The Federal Communications Commission announced Friday it has approved funds to provide internet subsidies for low-income families through the establishment of the Emergency Broadband Benefit Program.
The FCC says the program will provide eligible households with discounts of up to $50 a month for broadband service, and up to $75 a month if the household is on Tribal lands. It also will provide a one-time discount of up to $100 on a computer or tablet for eligible households, the FCC added.
The FCC says that the program is open to Lifeline subscribers, including those that are on Medicaid or accept SNAP benefits; households with children receiving free or reduced-price lunch or school breakfast; Pell grant recipients; and those who have lost jobs and seen their income reduced in the last year.

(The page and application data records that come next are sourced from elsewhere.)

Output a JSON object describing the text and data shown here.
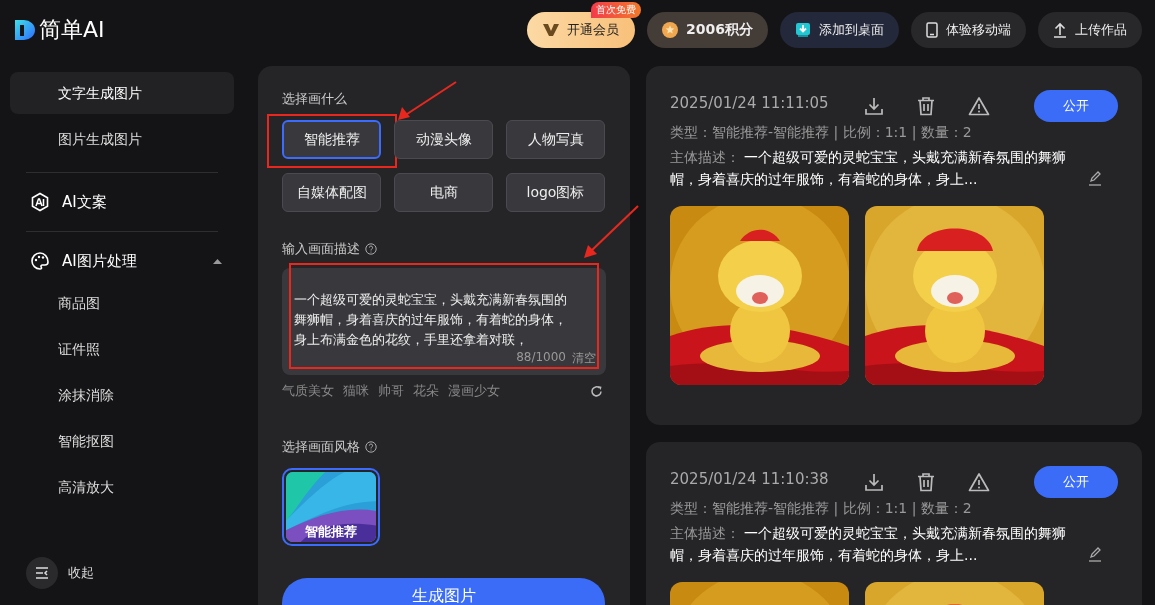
{
  "logo": {
    "text": "简单AI"
  },
  "header_buttons": [
    {
      "kind": "vip",
      "label": "开通会员",
      "badge": "首次免费"
    },
    {
      "kind": "points",
      "label": "2006积分"
    },
    {
      "kind": "desktop",
      "label": "添加到桌面"
    },
    {
      "kind": "mobile",
      "label": "体验移动端"
    },
    {
      "kind": "upload",
      "label": "上传作品"
    }
  ],
  "sidebar": {
    "items": [
      {
        "kind": "link",
        "label": "文字生成图片",
        "selected": true
      },
      {
        "kind": "link",
        "label": "图片生成图片",
        "selected": false
      },
      {
        "kind": "copywriting",
        "label": "AI文案"
      },
      {
        "kind": "imaging",
        "label": "AI图片处理",
        "expanded": true,
        "children": [
          {
            "label": "商品图",
            "selected": false
          },
          {
            "label": "证件照",
            "selected": false
          },
          {
            "label": "涂抹消除",
            "selected": false
          },
          {
            "label": "智能抠图",
            "selected": false
          },
          {
            "label": "高清放大",
            "selected": false
          }
        ]
      }
    ],
    "collapse": {
      "label": "收起"
    }
  },
  "form": {
    "category_label": "选择画什么",
    "categories": [
      {
        "label": "智能推荐",
        "selected": true,
        "annotated": true
      },
      {
        "label": "动漫头像",
        "selected": false,
        "annotated": false
      },
      {
        "label": "人物写真",
        "selected": false,
        "annotated": false
      },
      {
        "label": "自媒体配图",
        "selected": false,
        "annotated": false
      },
      {
        "label": "电商",
        "selected": false,
        "annotated": false
      },
      {
        "label": "logo图标",
        "selected": false,
        "annotated": false
      }
    ],
    "prompt_label": "输入画面描述",
    "prompt": {
      "value": "一个超级可爱的灵蛇宝宝，头戴充满新春氛围的舞狮帽，身着喜庆的过年服饰，有着蛇的身体，身上布满金色的花纹，手里还拿着对联，",
      "counter": "88/1000",
      "clear": "清空",
      "annotated": true
    },
    "suggestions": [
      "气质美女",
      "猫咪",
      "帅哥",
      "花朵",
      "漫画少女"
    ],
    "style_label": "选择画面风格",
    "styles": [
      {
        "label": "智能推荐",
        "selected": true
      }
    ],
    "generate": "生成图片"
  },
  "results": [
    {
      "time": "2025/01/24 11:11:05",
      "type_line": "类型：智能推荐-智能推荐 | 比例：1:1 | 数量：2",
      "desc_label": "主体描述：",
      "desc": "一个超级可爱的灵蛇宝宝，头戴充满新春氛围的舞狮帽，身着喜庆的过年服饰，有着蛇的身体，身上...",
      "publish": "公开"
    },
    {
      "time": "2025/01/24 11:10:38",
      "type_line": "类型：智能推荐-智能推荐 | 比例：1:1 | 数量：2",
      "desc_label": "主体描述：",
      "desc": "一个超级可爱的灵蛇宝宝，头戴充满新春氛围的舞狮帽，身着喜庆的过年服饰，有着蛇的身体，身上...",
      "publish": "公开"
    }
  ]
}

The program is expected to cost $3.2 billion.
“This is a program that will help those at risk of digital disconnection. It will help those sitting in cars in parking lots just to catch a Wi-Fi signal to go online for work,” said acting FCC chairwoman Jessica Rosenworcel. “It will help those lingering outside the library with a laptop just to get a wireless signal for remote learning. It will help those who worry about choosing between paying a broadband bill and paying rent or buying groceries. In short, this program can make a meaningful difference in the lives of people across the country.”
The program is expected to begin within 60 days. The FCC has not launched a signup program yet, but when updated information will be available by clicking here.
Justin Boggs is a writer for the E.W. Scripps National Desk.Follow him on Twitter @jjboggs or on Facebook.